EXERCISE DESCRIPTION:
Search the data below for the string "version" and copy all lines where it shows up.

Data records for software interfaces:
- - -

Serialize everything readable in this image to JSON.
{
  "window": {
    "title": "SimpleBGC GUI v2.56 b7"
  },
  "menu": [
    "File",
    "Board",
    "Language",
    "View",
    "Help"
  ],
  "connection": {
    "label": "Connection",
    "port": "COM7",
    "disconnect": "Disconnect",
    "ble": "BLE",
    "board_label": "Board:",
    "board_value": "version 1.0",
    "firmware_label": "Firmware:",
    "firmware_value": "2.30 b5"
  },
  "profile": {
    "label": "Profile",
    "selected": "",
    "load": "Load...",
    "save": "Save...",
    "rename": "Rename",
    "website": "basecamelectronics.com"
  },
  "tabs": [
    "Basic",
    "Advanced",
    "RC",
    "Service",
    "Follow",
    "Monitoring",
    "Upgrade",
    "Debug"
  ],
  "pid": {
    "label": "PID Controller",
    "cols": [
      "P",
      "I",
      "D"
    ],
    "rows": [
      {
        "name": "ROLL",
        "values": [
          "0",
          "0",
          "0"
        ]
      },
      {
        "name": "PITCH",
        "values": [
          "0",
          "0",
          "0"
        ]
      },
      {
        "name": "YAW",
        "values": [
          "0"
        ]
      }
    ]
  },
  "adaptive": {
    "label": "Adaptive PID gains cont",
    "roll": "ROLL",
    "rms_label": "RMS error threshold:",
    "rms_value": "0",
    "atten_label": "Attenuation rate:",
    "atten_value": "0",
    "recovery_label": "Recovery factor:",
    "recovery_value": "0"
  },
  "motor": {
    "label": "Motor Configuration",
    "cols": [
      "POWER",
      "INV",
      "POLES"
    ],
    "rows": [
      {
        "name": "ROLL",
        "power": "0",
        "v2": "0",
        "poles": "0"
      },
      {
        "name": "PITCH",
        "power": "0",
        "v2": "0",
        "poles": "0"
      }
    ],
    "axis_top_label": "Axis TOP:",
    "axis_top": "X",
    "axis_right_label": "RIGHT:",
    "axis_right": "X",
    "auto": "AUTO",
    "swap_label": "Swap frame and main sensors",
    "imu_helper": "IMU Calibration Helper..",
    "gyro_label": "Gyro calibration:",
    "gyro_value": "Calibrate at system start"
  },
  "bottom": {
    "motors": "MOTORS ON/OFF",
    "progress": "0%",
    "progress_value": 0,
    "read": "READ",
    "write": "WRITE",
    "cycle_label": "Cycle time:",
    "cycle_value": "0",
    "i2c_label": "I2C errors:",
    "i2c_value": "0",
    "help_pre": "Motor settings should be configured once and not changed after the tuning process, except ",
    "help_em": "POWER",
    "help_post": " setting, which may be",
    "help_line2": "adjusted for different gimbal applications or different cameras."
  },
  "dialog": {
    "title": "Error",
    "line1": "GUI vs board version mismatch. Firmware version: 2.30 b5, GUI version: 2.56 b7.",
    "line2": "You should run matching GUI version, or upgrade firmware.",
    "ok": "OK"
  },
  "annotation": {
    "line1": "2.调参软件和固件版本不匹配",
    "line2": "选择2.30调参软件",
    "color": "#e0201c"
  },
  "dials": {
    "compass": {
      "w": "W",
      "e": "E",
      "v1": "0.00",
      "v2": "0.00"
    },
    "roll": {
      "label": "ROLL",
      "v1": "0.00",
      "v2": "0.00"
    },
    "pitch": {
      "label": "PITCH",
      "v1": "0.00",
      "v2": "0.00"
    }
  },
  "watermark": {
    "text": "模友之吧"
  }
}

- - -

RESULT FOR THIS TASK:
    "board_value": "version 1.0",
    "line1": "GUI vs board version mismatch. Firmware version: 2.30 b5, GUI version: 2.56 b7.",
    "line2": "You should run matching GUI version, or upgrade firmware.",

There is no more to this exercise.